In this scenario, I am using different VRFs name and with different RD values. One is VRF BLUE with RD 1:1 and another is vrf MPLSVPN with RD 2:1.
CE-1 access CE-2 220.127.116.11 network which travels from AS-1 to AS-2. But for customer it is end to end a single MPLS network.
Back to back vrf is created on PE-2 and PE-2 with name BLUE and MPLSVPN.
PE-2 Vrf Configuration
ip vrf BLUE
route-target export 1:1
route-target import 1:1
PE-3 Vrf Configuration
ip vrf MPLSVPN
route-target export 2:1
route-target import 2:1
Interface Configuration of PE-2 and PE-3 Over IPv4 Link (Back to back vrf is created)
ip vrf forwarding BLUE
ip address 18.104.22.168 255.255.255.0
no clns route-cache
ip vrf forwarding MPLSVPN
ip address 22.214.171.124 255.255.255.0
no clns route-cache
Reverse Routes for the remote lan of different service providers by point next hop of back to back vrf interface ip address.
ip route vrf BLUE 126.96.36.199 255.255.255.0 188.8.131.52
ip route vrf MPLSVPN 10.10.10.0 255.255.255.0 184.108.40.206
Now see how the labels forwarding will work in back to back vrf model.
CE1 sends a packet with destination 220.127.116.11 towards PE-1. Given is the output on PE1.
The above figure depicts that 18.104.22.168 is part of vrf BLUE and reachable by ip address 22.214.171.124 which is the ip address of PE-2. This will add label 21 as vpnv4 label and for 126.96.36.199 it will append the label 16. See the below image to verify the labels:-
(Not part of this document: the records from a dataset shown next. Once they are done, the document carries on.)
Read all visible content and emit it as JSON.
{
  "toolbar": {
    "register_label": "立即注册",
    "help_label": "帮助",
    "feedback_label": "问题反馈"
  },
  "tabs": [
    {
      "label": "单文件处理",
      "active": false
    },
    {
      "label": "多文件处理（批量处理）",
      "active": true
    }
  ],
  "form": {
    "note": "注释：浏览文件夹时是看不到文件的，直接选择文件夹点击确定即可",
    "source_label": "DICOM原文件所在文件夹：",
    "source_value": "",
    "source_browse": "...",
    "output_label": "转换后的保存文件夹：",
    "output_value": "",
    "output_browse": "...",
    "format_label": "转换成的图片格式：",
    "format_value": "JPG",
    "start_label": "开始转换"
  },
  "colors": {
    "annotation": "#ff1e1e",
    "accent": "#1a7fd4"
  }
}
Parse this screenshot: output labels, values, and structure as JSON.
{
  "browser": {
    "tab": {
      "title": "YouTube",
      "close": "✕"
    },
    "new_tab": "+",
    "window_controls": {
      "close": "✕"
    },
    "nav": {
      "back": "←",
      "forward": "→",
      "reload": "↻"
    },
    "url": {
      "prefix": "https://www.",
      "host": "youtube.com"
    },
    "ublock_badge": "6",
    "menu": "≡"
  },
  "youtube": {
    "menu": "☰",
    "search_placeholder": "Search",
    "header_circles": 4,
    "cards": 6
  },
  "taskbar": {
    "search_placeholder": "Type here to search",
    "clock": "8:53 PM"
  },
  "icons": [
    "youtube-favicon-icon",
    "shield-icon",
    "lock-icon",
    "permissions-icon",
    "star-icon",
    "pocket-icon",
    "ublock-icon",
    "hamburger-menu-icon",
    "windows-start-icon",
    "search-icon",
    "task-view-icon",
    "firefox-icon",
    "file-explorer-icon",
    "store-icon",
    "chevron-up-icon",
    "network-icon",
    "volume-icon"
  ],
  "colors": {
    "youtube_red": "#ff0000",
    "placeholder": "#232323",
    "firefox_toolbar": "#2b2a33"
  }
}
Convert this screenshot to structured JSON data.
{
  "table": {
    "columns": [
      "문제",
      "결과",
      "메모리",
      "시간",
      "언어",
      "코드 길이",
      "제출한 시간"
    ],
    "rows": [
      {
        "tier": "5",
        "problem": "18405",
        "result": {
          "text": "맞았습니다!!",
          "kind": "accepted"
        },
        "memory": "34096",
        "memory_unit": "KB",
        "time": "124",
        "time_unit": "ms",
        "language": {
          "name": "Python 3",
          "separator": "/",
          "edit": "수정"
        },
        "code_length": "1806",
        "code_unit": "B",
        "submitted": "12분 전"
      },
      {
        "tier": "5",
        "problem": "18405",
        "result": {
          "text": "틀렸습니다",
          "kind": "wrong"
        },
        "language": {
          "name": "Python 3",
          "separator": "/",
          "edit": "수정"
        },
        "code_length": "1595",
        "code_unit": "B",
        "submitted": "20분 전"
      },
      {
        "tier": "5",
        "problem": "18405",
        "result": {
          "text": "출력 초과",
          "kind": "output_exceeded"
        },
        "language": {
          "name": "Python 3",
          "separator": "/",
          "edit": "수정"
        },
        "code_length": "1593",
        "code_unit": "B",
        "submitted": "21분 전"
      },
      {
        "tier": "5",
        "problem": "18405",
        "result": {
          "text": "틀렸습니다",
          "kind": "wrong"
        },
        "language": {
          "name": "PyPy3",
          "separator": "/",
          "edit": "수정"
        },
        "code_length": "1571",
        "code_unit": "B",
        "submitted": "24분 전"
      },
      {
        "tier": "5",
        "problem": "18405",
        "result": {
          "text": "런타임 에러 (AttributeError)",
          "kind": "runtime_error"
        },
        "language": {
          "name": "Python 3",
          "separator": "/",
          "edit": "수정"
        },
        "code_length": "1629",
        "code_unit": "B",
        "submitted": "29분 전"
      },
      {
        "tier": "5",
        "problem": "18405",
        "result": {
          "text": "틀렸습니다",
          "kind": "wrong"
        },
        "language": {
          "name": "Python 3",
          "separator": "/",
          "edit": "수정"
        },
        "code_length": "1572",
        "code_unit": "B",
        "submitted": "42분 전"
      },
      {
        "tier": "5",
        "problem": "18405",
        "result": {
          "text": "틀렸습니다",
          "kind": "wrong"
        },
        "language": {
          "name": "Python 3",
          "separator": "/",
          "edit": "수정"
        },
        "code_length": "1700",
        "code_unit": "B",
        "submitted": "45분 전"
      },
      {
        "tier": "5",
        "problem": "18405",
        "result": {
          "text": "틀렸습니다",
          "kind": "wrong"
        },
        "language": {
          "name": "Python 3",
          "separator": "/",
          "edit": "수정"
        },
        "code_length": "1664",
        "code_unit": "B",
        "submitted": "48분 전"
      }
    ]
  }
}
PE1 will forward the packet to P1/RR1 router with the above labels and P1/RR1 will perform the penultimate hop popping for PE-2 loopback address. This will forward the packet with only VPNv4 label which is 21. See the below output to verify:-
Now PE-2 will receive the packet with only VPNv4 label and perform the no label on it. After that it will send the packet to PE-3.
PE-3 will receive the pure IPv4 packet and put that packet in MPLVPN vrf. Then it creates a label stack with VPNv4 label of 188.8.131.52 along its next hop IGP address.
Label 17 is for IGP next hop i.e. 184.108.40.206 and label 20 is VPNv4 label. It will forward the packet to P2 with the label stack 17 and 20. P2 will perform the penultimate hop popping for 220.127.116.11 and forwards the packet to PE-4 with only VPNv4 label i.e.20.
PE-4 will receive with only label 20 and will that the label belongs to MPLSVPN vrf.
End to end trace route from CE-1 to CE-2